After a great class at the gym, your fitness instructor may shout out, “drink plenty of water and make sure you have some protein and complex carbs!”
What exactly does this mean, and what is the difference between the different type of carbohydrates?
We’ll take a closer look simple and complex carbohydrates so next time you finish your work-out, you’ll know exactly what types of foods to reach for!
What are Carbohydrates?
Carbohydrates, commonly referred to as carbs are one of three macronutrients, along with protein and fat that fuel the body to function properly.
When the body digests these macronutrients, they are all broken down in a way the body can use them as energy. Carbs are broken down into sugar, which is immediately available for use by the cells for energy.

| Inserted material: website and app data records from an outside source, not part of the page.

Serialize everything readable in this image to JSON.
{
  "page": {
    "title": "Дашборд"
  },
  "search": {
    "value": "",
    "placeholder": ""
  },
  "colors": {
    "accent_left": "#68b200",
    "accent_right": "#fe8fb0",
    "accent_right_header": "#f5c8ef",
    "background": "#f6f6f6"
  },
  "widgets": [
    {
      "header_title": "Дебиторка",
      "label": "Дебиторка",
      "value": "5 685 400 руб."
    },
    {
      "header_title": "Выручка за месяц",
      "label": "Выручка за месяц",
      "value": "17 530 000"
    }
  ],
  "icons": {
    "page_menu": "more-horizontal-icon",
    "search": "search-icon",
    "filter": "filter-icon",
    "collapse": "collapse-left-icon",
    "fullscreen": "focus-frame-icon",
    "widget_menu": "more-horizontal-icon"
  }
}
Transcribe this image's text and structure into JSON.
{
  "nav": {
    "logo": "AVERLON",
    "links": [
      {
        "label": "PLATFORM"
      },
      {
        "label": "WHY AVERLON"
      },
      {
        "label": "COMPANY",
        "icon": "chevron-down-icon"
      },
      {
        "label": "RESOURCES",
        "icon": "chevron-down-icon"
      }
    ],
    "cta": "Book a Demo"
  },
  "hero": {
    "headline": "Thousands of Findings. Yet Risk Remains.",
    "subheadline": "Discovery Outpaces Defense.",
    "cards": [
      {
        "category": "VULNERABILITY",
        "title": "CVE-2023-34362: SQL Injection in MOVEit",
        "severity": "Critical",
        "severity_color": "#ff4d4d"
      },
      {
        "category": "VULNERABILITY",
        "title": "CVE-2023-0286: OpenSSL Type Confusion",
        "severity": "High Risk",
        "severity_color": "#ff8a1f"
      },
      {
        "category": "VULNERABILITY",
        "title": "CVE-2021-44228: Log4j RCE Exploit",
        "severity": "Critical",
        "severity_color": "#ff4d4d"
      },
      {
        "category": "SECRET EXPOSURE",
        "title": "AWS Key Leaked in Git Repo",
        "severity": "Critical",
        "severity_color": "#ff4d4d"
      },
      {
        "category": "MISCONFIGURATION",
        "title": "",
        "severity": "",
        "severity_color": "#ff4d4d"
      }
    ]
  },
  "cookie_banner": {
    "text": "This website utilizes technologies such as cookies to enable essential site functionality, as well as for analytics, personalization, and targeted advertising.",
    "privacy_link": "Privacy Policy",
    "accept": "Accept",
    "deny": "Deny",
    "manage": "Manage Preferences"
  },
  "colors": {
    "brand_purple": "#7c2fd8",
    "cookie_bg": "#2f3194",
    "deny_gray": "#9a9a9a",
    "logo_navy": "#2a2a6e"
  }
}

This is why people with Type 2 diabetes need to be cautious about how many carbs they consume because eating too many can quickly spike your blood sugars.
Proteins are broken down into amino acids, and fat is broken down into fatty acids. Both of these byproducts are stored in the body for later use.
What are Simple Carbs?
Simple carbs are small molecules or simple structures made up of monosaccharides or disaccharides. Glucose and fructose are monosaccharides. Lactose and sucrose are examples of disaccharides.
Simple carbs are easy to digest. After the are processed, they pass through the bloodstream and are used for energy. Whatever is not consumed is converted to fat and stored. This explains why eating too many simple carbs can contribute to weight gain.
However, simple carbs are also a part of a healthy diet and contain many benefits like vitamins, antioxidants, and fiber. Fruits are an example of a simple carb that is full of vitamins and minerals, and dairy is another example. There are certain vegetables and grains that are also simple carbs.
Some examples of simple sugars include:
- Brown sugar
- Corn syrup and high-fructose corn syrup
- Glucose, fructose, and sucrose
- Fruit juice
What are Complex Carbs?
As the name implies, complex carbs are more “complex” chains of sugar molecules. Because of this reason, it takes a longer time for the body to break them down.
This means they are slower to affect blood-sugar levels and are recommended for people with diabetes.
When looking for complex carbs in the grocery store, look for specific attributes of complex carbs such as items that are made with whole grain, like brown rice and whole-grain barley and bulgar or cracked wheat.
Quinoa has become quite a trend lately and it might be because it’s an example of a complex carb.
Other great sources of complex carbs are non-starchy vegetables, beans, and lentils. These foods are also rich in fiber, which is very useful in preventing blood sugar levels from getting too high. It’s important to make sure the complex carbs you do consume are not processed into refined grains.
Foods made from refined grains include cakes, cookies, doughnuts, muffins, pastries, some cereal, crackers, pancakes, waffles, white bread, and white rice.
Some examples of complex carbs include:
- Whole grains like brown rice, barley, or bulgar
- Bread made with whole grains like barley, rye, oats, and whole wheat
- Starchy vegetables like pumpkin, sweet potato, and squash
- Non-starchy vegetables
- Beans and other legumes such as chickpeas, kidney beans, black and pinto beans
- Steel-cut or old fashioned oats
The biggest difference between a simple and complex carb is in how quickly it is digested and absorbed by the body, as well as it’s chemical structure.
It’s important to read nutrition labels to help decide if the product is a simple or complex carb. Also, take note of where on the list you see this ingredient. The higher on the list, the more prevalent the ingredient.
Keep in mind that simple carbs aren’t always the bad guy. They are found in many important foods such as fruits and can be a part of a balanced diet.
Did you learn enough about carbs? Test your knowledge with our 12-Question Carb Quiz.
- Mayo Clinic Staff. (2017). Carbohydrates: How carbs fit into a healthy diet. https://www.mayoclinic.org/healthy-lifestyle/nutrition-and-healthy-eating/in-depth/art-20045705?pg=1
- Harvard T.H. Chan School of Public Health. Carbohydrates: Quality Matters. https://www.hsph.harvard.edu/nutritionsource/carbohydrates/
- Mozaffarian D, Hao T, Rimm EB, Willett WC, Hu FB. Changes in diet and lifestyle and long-term weight gain in women and men. N Engl J Med. 2011;364:2392-404.